“We ventured (out) on this project I think almost eight years ago. It’s been challenging,” he said during the workshop session. “I have had conversations with our city attorney (about) any type of scenario where this would be a strong case as far as errors and omissions from previous design. (However), we don’t feel, given the current circumstances and the changing of creek patterns, that that would be a viable option.”

Evers declined to comment when asked by the Post-Record if Harper Houf Peterson Righellis could’ve anticipated the impact of erosion while designing the trail. Stuebe said that while it’s “hard to control Mother Nature,” he wants to ensure that the City makes every effort to “not repeat the same mistake.”

“That happened at Steamboat Landing — we had problems there, and we had to put more money back into it trying to fix it. Could that have been anticipated? Could (the situation with the trail) have been anticipated? I don’t know. But I think now we have to realize that, ‘This is what we built, and in two years this is what happened with erosion.’ Do we need to change the route or something? We can probably throw a ton of money into that bank, but is that really going to stop (the problem long-term)?”

Stuebe added that he doesn’t “want to just throw good money after bad money (and watch the) situation continue.”

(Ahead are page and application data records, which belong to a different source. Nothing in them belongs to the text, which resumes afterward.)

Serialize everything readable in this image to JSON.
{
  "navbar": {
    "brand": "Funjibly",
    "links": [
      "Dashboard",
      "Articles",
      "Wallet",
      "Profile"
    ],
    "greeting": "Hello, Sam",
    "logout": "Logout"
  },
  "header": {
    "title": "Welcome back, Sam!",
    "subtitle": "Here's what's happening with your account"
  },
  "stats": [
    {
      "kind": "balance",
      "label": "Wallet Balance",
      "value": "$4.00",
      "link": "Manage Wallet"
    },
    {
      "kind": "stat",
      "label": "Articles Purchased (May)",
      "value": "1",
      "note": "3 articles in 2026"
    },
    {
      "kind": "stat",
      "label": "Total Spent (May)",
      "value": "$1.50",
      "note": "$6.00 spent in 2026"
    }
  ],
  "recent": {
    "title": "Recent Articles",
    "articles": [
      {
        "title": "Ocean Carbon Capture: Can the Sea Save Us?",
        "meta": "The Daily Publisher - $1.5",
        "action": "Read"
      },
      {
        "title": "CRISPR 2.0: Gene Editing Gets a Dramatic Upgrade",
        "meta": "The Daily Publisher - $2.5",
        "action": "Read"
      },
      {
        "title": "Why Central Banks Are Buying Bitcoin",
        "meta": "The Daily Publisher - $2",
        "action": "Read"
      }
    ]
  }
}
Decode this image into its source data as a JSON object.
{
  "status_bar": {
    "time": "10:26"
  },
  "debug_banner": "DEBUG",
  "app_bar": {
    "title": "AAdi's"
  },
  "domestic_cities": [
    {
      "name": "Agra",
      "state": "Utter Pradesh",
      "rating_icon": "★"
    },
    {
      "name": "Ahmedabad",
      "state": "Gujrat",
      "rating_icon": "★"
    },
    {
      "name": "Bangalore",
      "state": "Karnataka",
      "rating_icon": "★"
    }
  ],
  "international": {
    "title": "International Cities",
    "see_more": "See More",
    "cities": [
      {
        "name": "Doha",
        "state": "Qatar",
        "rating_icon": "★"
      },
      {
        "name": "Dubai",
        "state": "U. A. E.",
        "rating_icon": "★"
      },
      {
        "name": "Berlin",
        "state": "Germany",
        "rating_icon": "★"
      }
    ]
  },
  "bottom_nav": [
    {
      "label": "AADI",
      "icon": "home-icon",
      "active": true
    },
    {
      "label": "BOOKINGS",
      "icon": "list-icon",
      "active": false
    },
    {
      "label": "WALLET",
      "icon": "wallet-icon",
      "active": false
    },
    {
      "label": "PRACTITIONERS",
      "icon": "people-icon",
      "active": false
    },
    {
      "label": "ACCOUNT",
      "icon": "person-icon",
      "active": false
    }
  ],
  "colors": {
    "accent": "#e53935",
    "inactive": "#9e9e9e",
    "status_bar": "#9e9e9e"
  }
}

“We’ll see if we can prevent some of that (erosion). If not, we’ll come up with a Plan B,” he said. “Again, it’s about spending ‘smart money.’ I’d hate to repair (the creek bank), then have it wash away during the next (significant) rainstorm. We don’t want to waste money. We don’t have that much to spend. You never want to take a step backwards. That’s why you want to do it right the first time. That’s why it’s really important to have the right people around the table to make it happen.”